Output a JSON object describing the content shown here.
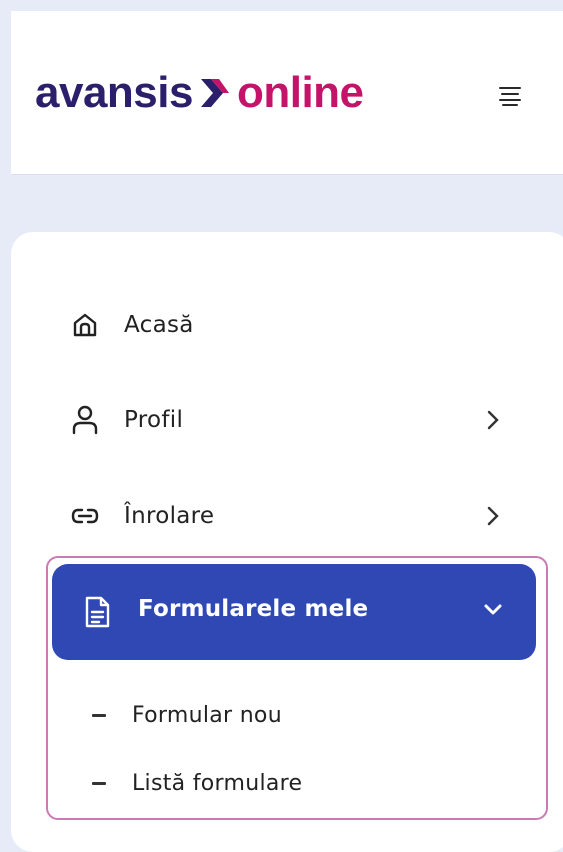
{
  "header": {
    "logo_word1": "avansis",
    "logo_word2": "online",
    "logo_colors": {
      "primary": "#2b1f6b",
      "accent": "#c4146a"
    }
  },
  "menu": {
    "items": [
      {
        "label": "Acasă",
        "icon": "home-icon",
        "has_chevron": false
      },
      {
        "label": "Profil",
        "icon": "user-icon",
        "has_chevron": true
      },
      {
        "label": "Înrolare",
        "icon": "link-icon",
        "has_chevron": true
      }
    ],
    "active": {
      "label": "Formularele mele",
      "icon": "document-icon",
      "expanded": true,
      "color": "#3048b4"
    },
    "subitems": [
      {
        "label": "Formular nou"
      },
      {
        "label": "Listă formulare"
      }
    ]
  },
  "highlight_color": "#c97bb4"
}
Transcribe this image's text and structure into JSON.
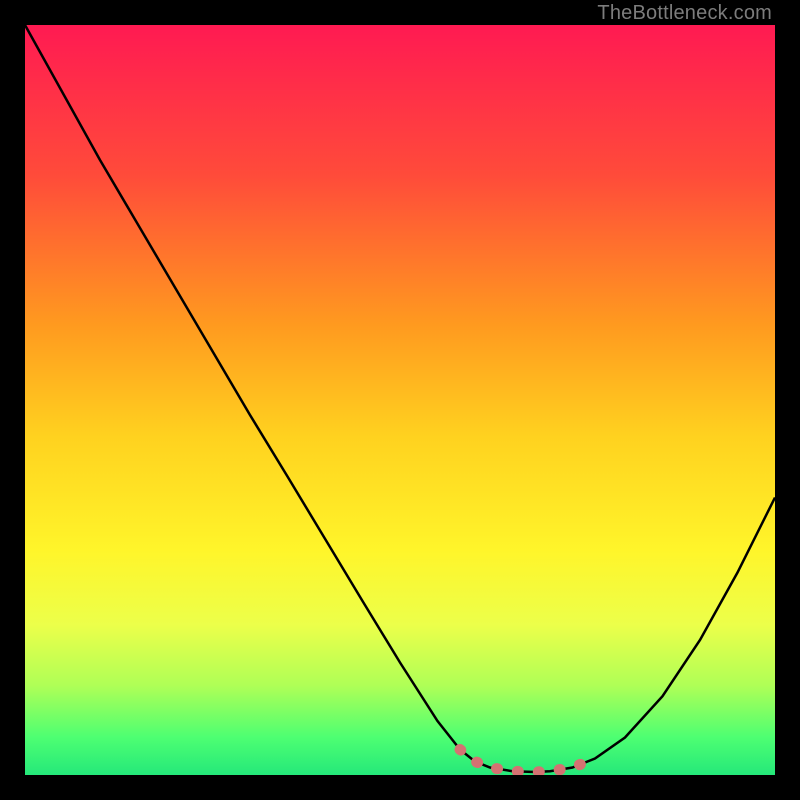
{
  "watermark": "TheBottleneck.com",
  "chart_data": {
    "type": "line",
    "title": "",
    "xlabel": "",
    "ylabel": "",
    "xlim": [
      0,
      100
    ],
    "ylim": [
      0,
      100
    ],
    "grid": false,
    "legend": false,
    "series": [
      {
        "name": "bottleneck-curve",
        "x": [
          0,
          5,
          10,
          15,
          20,
          25,
          30,
          35,
          40,
          45,
          50,
          55,
          58,
          60,
          62,
          65,
          68,
          70,
          73,
          76,
          80,
          85,
          90,
          95,
          100
        ],
        "y": [
          100,
          91,
          82,
          73.5,
          65,
          56.5,
          48,
          39.8,
          31.5,
          23.2,
          15,
          7.2,
          3.4,
          1.8,
          1.0,
          0.5,
          0.4,
          0.5,
          1.0,
          2.2,
          5.0,
          10.5,
          18.0,
          27.0,
          37.0
        ],
        "color": "#000000"
      },
      {
        "name": "highlight-segment",
        "x": [
          58,
          60,
          62,
          65,
          68,
          70,
          73,
          76
        ],
        "y": [
          3.4,
          1.8,
          1.0,
          0.5,
          0.4,
          0.5,
          1.0,
          2.2
        ],
        "color": "#d47272",
        "thick": true,
        "dotted": true
      }
    ],
    "gradient_stops": [
      {
        "offset": 0,
        "color": "#ff1a52"
      },
      {
        "offset": 20,
        "color": "#ff4b3a"
      },
      {
        "offset": 40,
        "color": "#ff9a1f"
      },
      {
        "offset": 55,
        "color": "#ffd21f"
      },
      {
        "offset": 70,
        "color": "#fff52a"
      },
      {
        "offset": 80,
        "color": "#ecff4a"
      },
      {
        "offset": 88,
        "color": "#b0ff56"
      },
      {
        "offset": 95,
        "color": "#4dff72"
      },
      {
        "offset": 100,
        "color": "#25e87a"
      }
    ]
  }
}
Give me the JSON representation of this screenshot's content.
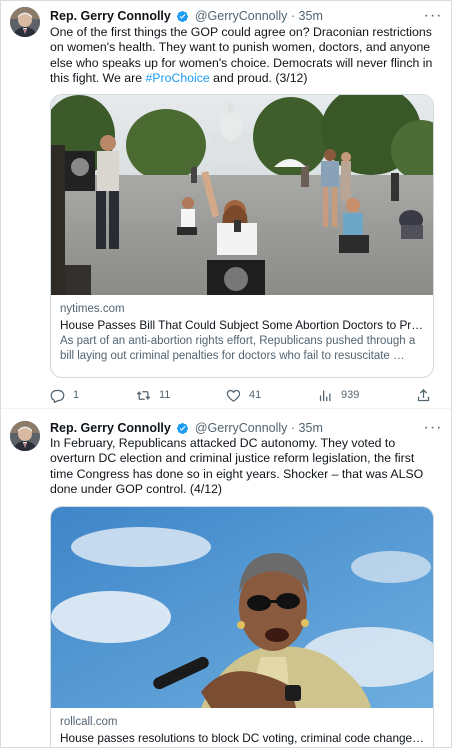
{
  "tweets": [
    {
      "author_name": "Rep. Gerry Connolly",
      "handle": "@GerryConnolly",
      "separator": "·",
      "time": "35m",
      "more_label": "···",
      "text_before": "One of the first things the GOP could agree on? Draconian restrictions on women's health. They want to punish women, doctors, and anyone else who speaks up for women's choice. Democrats will never flinch in this fight. We are ",
      "hashtag": "#ProChoice",
      "text_after": " and proud. (3/12)",
      "card": {
        "domain": "nytimes.com",
        "title": "House Passes Bill That Could Subject Some Abortion Doctors to Pros…",
        "description": "As part of an anti-abortion rights effort, Republicans pushed through a bill laying out criminal penalties for doctors who fail to resuscitate …"
      },
      "actions": {
        "replies": "1",
        "retweets": "11",
        "likes": "41",
        "views": "939"
      }
    },
    {
      "author_name": "Rep. Gerry Connolly",
      "handle": "@GerryConnolly",
      "separator": "·",
      "time": "35m",
      "more_label": "···",
      "text": "In February, Republicans attacked DC autonomy. They voted to overturn DC election and criminal justice reform legislation, the first time Congress has done so in eight years. Shocker – that was ALSO done under GOP control. (4/12)",
      "card": {
        "domain": "rollcall.com",
        "title": "House passes resolutions to block DC voting, criminal code changes …"
      }
    }
  ],
  "colors": {
    "link_blue": "#1d9bf0",
    "text_primary": "#0f1419",
    "text_secondary": "#536471",
    "border": "#cfd9de"
  },
  "icons": {
    "verified": "verified-badge-icon",
    "reply": "reply-icon",
    "retweet": "retweet-icon",
    "like": "heart-icon",
    "views": "bar-chart-icon",
    "share": "share-icon"
  }
}
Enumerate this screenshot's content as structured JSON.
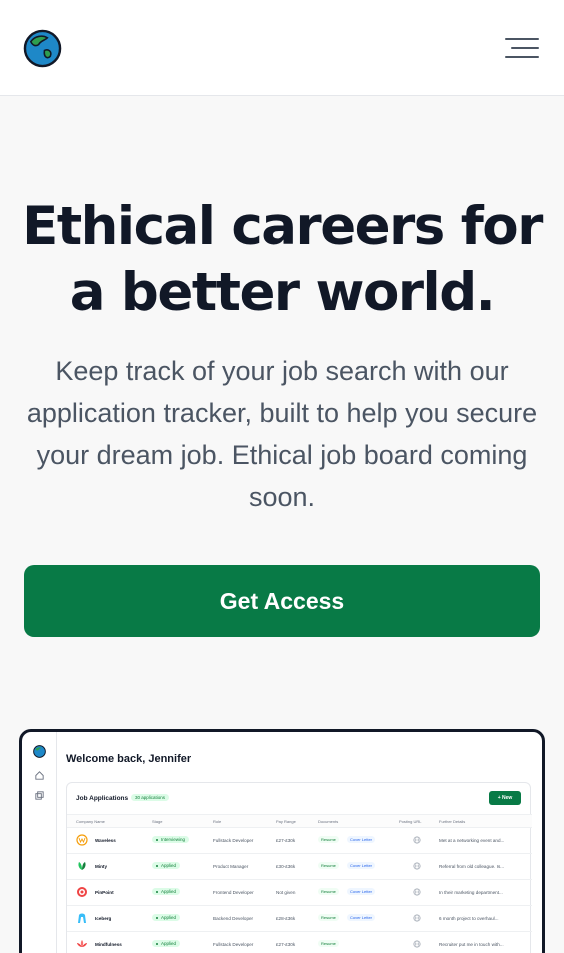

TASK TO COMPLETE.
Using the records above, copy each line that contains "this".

TASK RESPONSE.
Transcribe this image's text and structure into JSON.
Give me the JSON representation of this screenshot's content.
      "text_before": "One of the first things the GOP could agree on? Draconian restrictions on women's health. They want to punish women, doctors, and anyone else who speaks up for women's choice. Democrats will never flinch in this fight. We are ",
Enumerate this screenshot's content as structured JSON.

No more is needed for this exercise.